___ Given records ___
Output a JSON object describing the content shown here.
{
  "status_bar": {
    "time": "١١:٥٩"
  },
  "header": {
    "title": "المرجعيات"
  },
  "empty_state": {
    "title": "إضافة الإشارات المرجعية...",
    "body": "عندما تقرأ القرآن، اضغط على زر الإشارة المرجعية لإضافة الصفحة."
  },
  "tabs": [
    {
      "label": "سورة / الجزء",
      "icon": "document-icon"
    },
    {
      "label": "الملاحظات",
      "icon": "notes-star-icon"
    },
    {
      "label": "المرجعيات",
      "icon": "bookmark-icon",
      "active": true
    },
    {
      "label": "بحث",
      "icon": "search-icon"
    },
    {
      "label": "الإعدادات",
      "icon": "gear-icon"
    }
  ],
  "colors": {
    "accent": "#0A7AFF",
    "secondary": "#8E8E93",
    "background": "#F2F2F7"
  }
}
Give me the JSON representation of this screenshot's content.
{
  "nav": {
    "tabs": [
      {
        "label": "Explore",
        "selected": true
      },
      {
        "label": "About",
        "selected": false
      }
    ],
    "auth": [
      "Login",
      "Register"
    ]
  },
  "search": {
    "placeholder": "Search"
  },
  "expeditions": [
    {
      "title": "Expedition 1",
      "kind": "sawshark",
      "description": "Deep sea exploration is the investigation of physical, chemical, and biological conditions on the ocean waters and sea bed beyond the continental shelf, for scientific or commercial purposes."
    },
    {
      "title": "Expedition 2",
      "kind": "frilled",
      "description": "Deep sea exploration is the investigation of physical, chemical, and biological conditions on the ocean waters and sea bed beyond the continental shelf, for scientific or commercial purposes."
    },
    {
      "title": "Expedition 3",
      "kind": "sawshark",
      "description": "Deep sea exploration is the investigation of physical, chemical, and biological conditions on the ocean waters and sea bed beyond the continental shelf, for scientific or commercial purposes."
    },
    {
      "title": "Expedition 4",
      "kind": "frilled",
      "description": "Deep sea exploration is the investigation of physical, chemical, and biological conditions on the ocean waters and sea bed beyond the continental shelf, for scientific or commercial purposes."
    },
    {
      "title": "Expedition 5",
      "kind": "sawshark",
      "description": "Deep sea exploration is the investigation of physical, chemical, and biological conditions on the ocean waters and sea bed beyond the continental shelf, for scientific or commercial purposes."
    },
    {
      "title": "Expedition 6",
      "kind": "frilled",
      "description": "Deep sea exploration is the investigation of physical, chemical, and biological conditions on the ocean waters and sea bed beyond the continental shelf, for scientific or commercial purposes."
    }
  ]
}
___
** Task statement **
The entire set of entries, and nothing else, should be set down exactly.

** Output **
Output a JSON object describing the content shown here.
{
  "status_bar": {
    "time": "١١:٥٩"
  },
  "header": {
    "title": "المرجعيات"
  },
  "empty_state": {
    "title": "إضافة الإشارات المرجعية...",
    "body": "عندما تقرأ القرآن، اضغط على زر الإشارة المرجعية لإضافة الصفحة."
  },
  "tabs": [
    {
      "label": "سورة / الجزء",
      "icon": "document-icon"
    },
    {
      "label": "الملاحظات",
      "icon": "notes-star-icon"
    },
    {
      "label": "المرجعيات",
      "icon": "bookmark-icon",
      "active": true
    },
    {
      "label": "بحث",
      "icon": "search-icon"
    },
    {
      "label": "الإعدادات",
      "icon": "gear-icon"
    }
  ],
  "colors": {
    "accent": "#0A7AFF",
    "secondary": "#8E8E93",
    "background": "#F2F2F7"
  }
}
Give me the JSON representation of this screenshot's content.
{
  "nav": {
    "tabs": [
      {
        "label": "Explore",
        "selected": true
      },
      {
        "label": "About",
        "selected": false
      }
    ],
    "auth": [
      "Login",
      "Register"
    ]
  },
  "search": {
    "placeholder": "Search"
  },
  "expeditions": [
    {
      "title": "Expedition 1",
      "kind": "sawshark",
      "description": "Deep sea exploration is the investigation of physical, chemical, and biological conditions on the ocean waters and sea bed beyond the continental shelf, for scientific or commercial purposes."
    },
    {
      "title": "Expedition 2",
      "kind": "frilled",
      "description": "Deep sea exploration is the investigation of physical, chemical, and biological conditions on the ocean waters and sea bed beyond the continental shelf, for scientific or commercial purposes."
    },
    {
      "title": "Expedition 3",
      "kind": "sawshark",
      "description": "Deep sea exploration is the investigation of physical, chemical, and biological conditions on the ocean waters and sea bed beyond the continental shelf, for scientific or commercial purposes."
    },
    {
      "title": "Expedition 4",
      "kind": "frilled",
      "description": "Deep sea exploration is the investigation of physical, chemical, and biological conditions on the ocean waters and sea bed beyond the continental shelf, for scientific or commercial purposes."
    },
    {
      "title": "Expedition 5",
      "kind": "sawshark",
      "description": "Deep sea exploration is the investigation of physical, chemical, and biological conditions on the ocean waters and sea bed beyond the continental shelf, for scientific or commercial purposes."
    },
    {
      "title": "Expedition 6",
      "kind": "frilled",
      "description": "Deep sea exploration is the investigation of physical, chemical, and biological conditions on the ocean waters and sea bed beyond the continental shelf, for scientific or commercial purposes."
    }
  ]
}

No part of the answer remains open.